[Stored items]
#####

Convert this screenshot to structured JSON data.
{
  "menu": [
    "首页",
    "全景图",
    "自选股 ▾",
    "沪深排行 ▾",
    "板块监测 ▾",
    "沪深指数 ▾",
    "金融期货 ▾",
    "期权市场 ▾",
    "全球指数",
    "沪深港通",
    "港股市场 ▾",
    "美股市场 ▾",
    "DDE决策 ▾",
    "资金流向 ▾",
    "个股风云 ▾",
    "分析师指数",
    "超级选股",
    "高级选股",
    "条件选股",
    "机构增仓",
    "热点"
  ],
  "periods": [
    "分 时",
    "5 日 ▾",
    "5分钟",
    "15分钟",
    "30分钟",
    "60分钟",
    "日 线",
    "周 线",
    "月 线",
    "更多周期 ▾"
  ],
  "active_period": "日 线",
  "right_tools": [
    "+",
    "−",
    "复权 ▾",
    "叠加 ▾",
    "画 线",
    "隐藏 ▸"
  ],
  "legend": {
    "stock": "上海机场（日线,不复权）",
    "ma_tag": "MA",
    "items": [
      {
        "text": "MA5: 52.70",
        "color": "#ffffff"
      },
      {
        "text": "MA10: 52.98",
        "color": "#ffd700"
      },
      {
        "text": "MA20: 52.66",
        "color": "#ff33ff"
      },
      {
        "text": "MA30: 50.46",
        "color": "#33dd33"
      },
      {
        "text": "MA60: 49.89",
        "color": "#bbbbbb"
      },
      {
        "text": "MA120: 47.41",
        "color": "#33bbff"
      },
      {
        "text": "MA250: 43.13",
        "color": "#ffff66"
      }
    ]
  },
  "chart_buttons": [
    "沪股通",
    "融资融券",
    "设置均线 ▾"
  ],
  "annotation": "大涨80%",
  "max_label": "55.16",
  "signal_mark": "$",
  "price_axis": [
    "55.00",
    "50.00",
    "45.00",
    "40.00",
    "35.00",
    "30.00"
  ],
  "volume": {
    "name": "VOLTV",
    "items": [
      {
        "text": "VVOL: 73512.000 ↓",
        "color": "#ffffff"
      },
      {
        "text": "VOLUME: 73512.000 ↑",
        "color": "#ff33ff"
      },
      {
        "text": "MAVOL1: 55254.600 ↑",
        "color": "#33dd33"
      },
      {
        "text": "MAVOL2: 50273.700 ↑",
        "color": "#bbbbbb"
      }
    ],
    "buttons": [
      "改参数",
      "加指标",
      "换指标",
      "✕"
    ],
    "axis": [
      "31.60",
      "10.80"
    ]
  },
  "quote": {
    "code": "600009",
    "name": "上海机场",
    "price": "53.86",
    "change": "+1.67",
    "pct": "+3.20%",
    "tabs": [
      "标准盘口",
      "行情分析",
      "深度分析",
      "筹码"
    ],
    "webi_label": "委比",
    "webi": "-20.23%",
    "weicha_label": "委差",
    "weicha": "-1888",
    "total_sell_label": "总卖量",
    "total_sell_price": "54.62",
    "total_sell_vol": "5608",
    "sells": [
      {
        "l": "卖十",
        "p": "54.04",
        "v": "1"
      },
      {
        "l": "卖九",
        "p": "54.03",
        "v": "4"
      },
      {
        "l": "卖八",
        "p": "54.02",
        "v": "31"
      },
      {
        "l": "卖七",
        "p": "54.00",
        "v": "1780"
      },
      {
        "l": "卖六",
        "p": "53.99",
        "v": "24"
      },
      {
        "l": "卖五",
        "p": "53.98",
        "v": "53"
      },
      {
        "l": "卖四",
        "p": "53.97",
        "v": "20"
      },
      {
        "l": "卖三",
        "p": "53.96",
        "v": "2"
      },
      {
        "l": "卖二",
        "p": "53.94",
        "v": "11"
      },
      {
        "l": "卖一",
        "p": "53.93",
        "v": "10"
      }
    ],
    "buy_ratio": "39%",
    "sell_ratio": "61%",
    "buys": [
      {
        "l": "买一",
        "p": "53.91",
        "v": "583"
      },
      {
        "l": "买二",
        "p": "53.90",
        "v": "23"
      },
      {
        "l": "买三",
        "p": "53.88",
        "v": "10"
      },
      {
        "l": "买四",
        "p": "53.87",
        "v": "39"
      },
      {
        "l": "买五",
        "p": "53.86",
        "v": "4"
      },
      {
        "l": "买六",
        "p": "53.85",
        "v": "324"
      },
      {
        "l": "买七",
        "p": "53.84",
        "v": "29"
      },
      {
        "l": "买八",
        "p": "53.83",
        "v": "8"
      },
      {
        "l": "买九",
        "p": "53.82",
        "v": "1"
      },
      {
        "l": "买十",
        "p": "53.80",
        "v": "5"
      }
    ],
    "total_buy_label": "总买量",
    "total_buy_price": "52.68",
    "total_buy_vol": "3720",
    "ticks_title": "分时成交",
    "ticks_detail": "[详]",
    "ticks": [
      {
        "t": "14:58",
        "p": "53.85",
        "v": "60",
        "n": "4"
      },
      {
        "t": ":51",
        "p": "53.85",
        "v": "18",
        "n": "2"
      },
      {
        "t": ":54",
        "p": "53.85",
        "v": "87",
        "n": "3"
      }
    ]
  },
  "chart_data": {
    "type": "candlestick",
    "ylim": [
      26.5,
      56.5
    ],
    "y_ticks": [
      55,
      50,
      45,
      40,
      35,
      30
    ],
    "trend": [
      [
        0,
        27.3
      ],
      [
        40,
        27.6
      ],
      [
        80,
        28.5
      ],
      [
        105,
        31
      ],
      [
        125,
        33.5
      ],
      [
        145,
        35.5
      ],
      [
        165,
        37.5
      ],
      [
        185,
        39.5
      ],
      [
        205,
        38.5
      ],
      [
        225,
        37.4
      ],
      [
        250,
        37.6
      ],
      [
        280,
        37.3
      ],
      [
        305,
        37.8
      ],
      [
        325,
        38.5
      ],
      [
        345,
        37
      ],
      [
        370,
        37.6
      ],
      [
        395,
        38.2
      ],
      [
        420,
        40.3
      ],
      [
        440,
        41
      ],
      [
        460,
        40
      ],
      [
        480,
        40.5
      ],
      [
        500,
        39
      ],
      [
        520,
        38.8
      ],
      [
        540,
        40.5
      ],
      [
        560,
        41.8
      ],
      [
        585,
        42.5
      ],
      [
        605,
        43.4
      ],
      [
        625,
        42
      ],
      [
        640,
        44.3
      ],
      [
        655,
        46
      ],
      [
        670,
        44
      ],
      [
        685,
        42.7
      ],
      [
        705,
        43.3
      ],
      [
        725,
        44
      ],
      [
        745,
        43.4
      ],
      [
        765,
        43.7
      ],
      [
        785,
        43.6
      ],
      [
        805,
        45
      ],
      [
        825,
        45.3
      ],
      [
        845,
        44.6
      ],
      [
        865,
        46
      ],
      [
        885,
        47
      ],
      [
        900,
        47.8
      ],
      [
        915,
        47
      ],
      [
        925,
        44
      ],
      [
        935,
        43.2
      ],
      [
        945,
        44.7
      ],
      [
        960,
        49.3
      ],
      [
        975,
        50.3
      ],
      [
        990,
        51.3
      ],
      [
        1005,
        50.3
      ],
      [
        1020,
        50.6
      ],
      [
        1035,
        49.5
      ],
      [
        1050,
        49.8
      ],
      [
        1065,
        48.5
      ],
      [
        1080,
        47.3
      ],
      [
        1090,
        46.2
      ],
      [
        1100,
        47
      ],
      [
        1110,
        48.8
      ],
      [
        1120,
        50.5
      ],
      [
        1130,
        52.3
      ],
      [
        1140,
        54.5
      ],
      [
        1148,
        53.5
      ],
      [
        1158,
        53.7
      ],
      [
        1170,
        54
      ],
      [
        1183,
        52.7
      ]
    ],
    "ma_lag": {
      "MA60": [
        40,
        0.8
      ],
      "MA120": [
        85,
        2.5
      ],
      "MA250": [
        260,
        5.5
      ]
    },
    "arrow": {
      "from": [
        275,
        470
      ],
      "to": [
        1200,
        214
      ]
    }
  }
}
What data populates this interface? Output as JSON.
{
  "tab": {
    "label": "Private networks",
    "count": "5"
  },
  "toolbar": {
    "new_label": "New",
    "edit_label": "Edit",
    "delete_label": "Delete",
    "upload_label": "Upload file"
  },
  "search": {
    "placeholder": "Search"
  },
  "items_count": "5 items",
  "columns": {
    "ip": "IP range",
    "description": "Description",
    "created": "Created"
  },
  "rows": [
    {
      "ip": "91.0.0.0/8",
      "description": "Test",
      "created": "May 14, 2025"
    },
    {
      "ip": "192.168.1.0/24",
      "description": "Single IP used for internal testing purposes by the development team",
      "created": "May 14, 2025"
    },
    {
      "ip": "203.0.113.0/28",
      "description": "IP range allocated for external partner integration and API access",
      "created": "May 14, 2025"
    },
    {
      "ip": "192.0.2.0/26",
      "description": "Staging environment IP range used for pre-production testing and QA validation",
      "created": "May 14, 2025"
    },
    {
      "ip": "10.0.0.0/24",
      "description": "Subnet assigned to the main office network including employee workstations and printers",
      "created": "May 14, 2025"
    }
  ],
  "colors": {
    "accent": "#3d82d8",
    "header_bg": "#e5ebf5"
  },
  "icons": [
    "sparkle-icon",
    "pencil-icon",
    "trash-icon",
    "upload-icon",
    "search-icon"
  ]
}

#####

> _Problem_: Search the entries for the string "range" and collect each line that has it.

> _Completed task_:
    "ip": "IP range",
      "description": "IP range allocated for external partner integration and API access",
      "description": "Staging environment IP range used for pre-production testing and QA validation",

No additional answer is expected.